When selecting the images for this first blog a week ago, I was surprised at the number of pictures I had chosen. And then I was reminded…Parterre is a summer rather than a spring garden whose season starts in June, just as the peonies and roses come into bloom. The season lasts for four+ glorious months until mid-October. It soon became apparent that Horticultural Delights from Parterre deserved a Part ll. So here we go…
The Orangerie is the centerpiece of the main gardens (a surprise gift from my husband when we broke ground on the house); it functions both as an entertaining space as well as a potting shed (and an off season home for the Parterre Bench). Its glass roof that opens satisfies both summer guests and wintering-over plants.
Roses twine around the antique leaded-glass windows, capturing an image that I had long envisioned… ‘Eden (or ‘Pierre de Ronsard’) at the east-facing side.
and ‘Falstaff’ at the west- facing window.
Behind this serviceable folly is the Green and White Garden, the first of my must-haves as we were in the design planning stages. With its vast plant list this garden always proves enlightening and inspirational, a study in all shades of green, leaf size and shape, and texture. The magic is in the juxtaposition and placement, where one plant compliments or plays off another. While white flowers predominate, I’ve been sneaking in some shades of purple…amethyst, mauve, lilac, lavendar…inspired by my many trips to English gardens. With Newport’s foggy mists and the house’s cafe au lait stucco shade this subtle color scheme will be right at home.

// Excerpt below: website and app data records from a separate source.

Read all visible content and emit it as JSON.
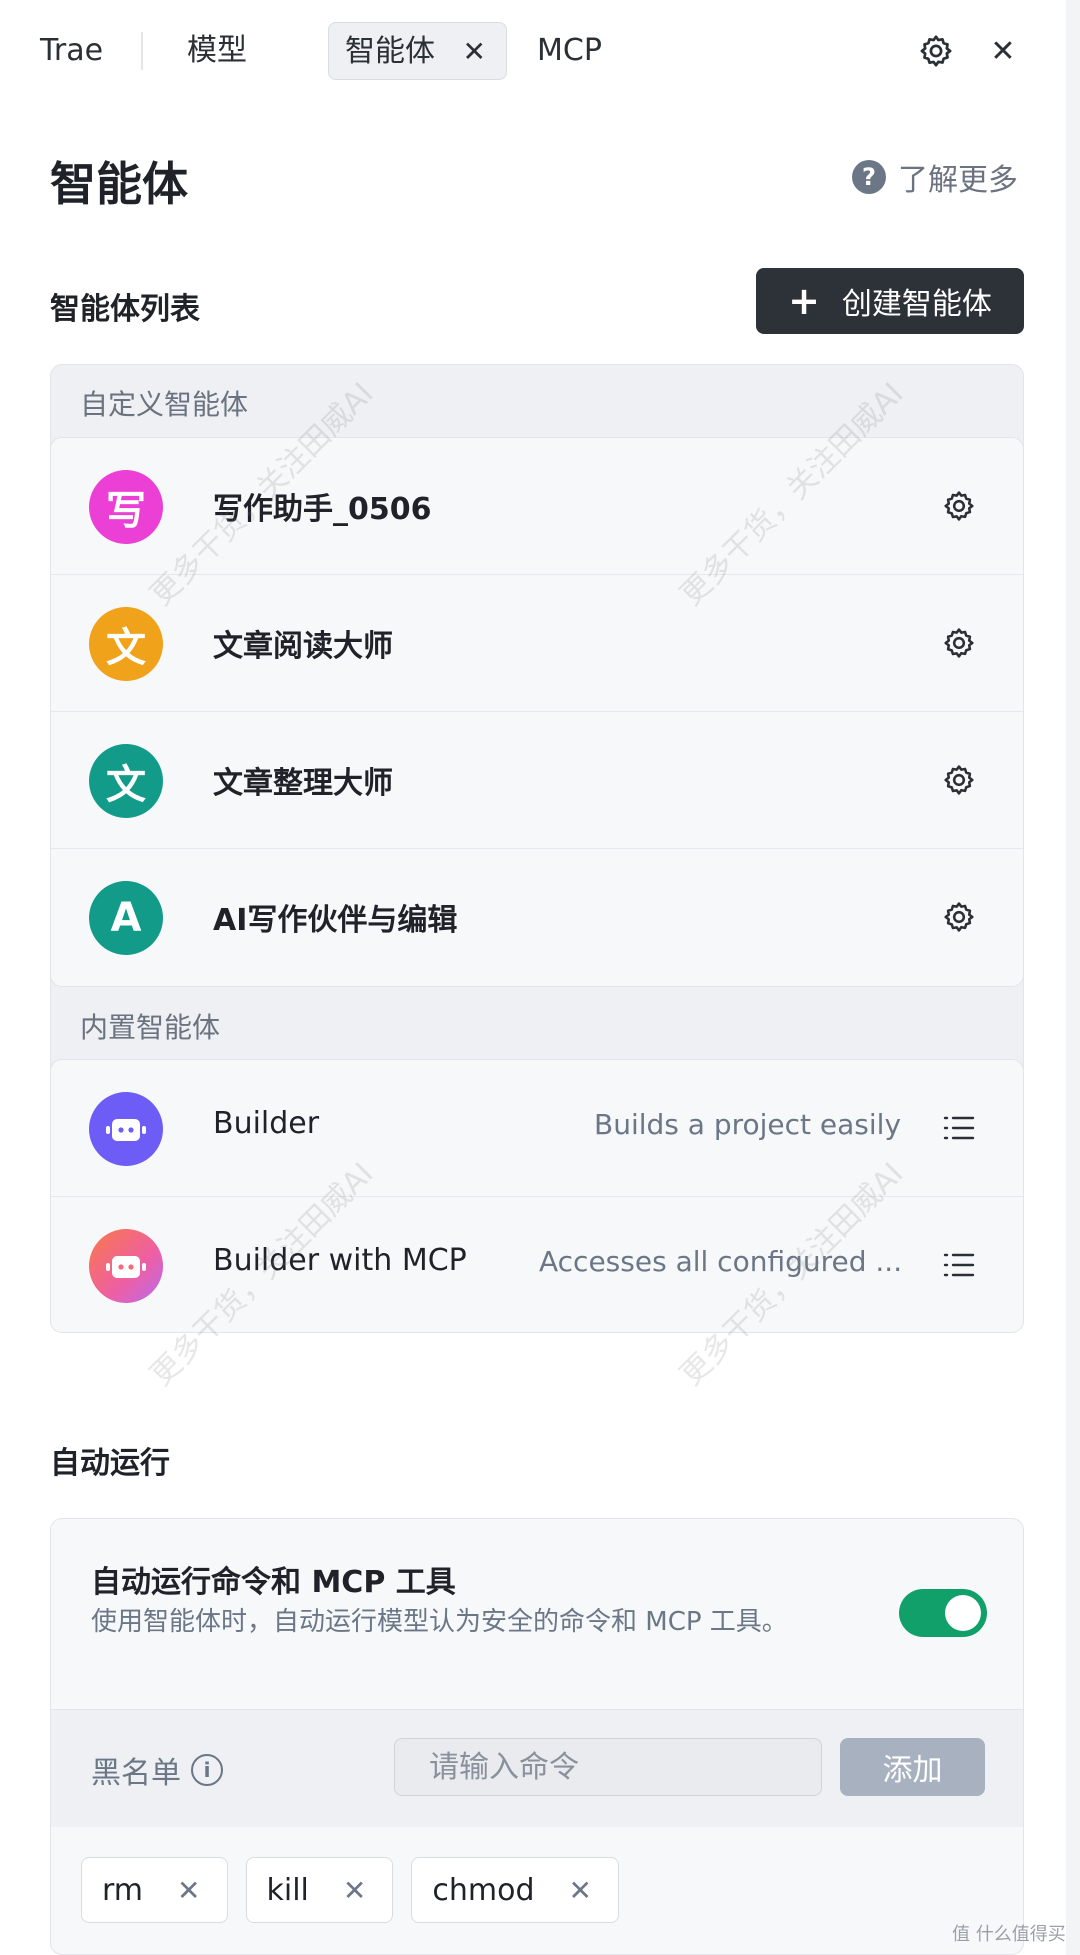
{
  "topbar": {
    "tabs": [
      {
        "label": "Trae"
      },
      {
        "label": "模型"
      },
      {
        "label": "智能体",
        "active": true
      },
      {
        "label": "MCP"
      }
    ],
    "active_close": "✕",
    "close": "✕"
  },
  "page": {
    "title": "智能体",
    "learn_more": "了解更多",
    "help_glyph": "?"
  },
  "agent_list": {
    "title": "智能体列表",
    "create_button": "创建智能体",
    "create_plus": "+",
    "custom_group": {
      "label": "自定义智能体",
      "items": [
        {
          "name": "写作助手_0506",
          "avatar": "写",
          "color": "#ec3fd6"
        },
        {
          "name": "文章阅读大师",
          "avatar": "文",
          "color": "#f0a21a"
        },
        {
          "name": "文章整理大师",
          "avatar": "文",
          "color": "#139b8a"
        },
        {
          "name": "AI写作伙伴与编辑",
          "avatar": "A",
          "color": "#139b8a"
        }
      ]
    },
    "builtin_group": {
      "label": "内置智能体",
      "items": [
        {
          "name": "Builder",
          "description": "Builds a project easily",
          "color": "#6d5cf5"
        },
        {
          "name": "Builder with MCP",
          "description": "Accesses all configured ...",
          "color": "#f36b7a"
        }
      ]
    }
  },
  "auto_run": {
    "section_title": "自动运行",
    "title": "自动运行命令和 MCP 工具",
    "description": "使用智能体时，自动运行模型认为安全的命令和 MCP 工具。",
    "toggle_on": true,
    "blacklist": {
      "label": "黑名单",
      "info_glyph": "i",
      "placeholder": "请输入命令",
      "add_button": "添加"
    },
    "chips": [
      "rm",
      "kill",
      "chmod"
    ],
    "chip_close": "✕"
  },
  "watermark": [
    "更多干货，关注田威AI",
    "更多干货，关注田威AI",
    "更多干货，关注田威AI",
    "更多干货，关注田威AI"
  ],
  "footer": "值 什么值得买"
}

The yew hedge backing the Green and White Garden has a “secret” pass through entrance to the Woodland Garden (which will be the subject for another blog).
Little details and small vignettes are positioned “just so” as to catch the visitors eye while they stroll.
Under the pergola, which faces the Orangerie, is a vignette of pots on a glass-topped table under a stone plaque; I affectionately refer to it as my “ode to Bunny Mellon.”
The Fountain Garden (formal entrance to the gardens) presents a cooling all-green scheme, thanks to a plant list that is all about evergreens…Taxus, Buxus sempervirens, eunoymus, Korean box, and cotoneaster…making for a captivating scene in the winter. Even the Parterre Bench and six wooden Versailles boxes are painted in the custom-mixed “Parterre Green.”
Cotoneaster was the perfect choice for this “love knot” created years ago to adorn the library wall. While she has been known to have some temperamental moments (and refuse to bloom on one side or the other) we still love her.
And for those coming and going on the driveway, a surprise awaits…appearing in late June (when no other trees are blooming), Halesia (Carolina Silverbell) is a small understory tree with delicate white bell-shaped flowers that droop gracefully along the undersides of twiggy branches. The winged flowers drop in multitudes, creating the most romantic scene.
Stay cool, and don’t forget to smell the flowers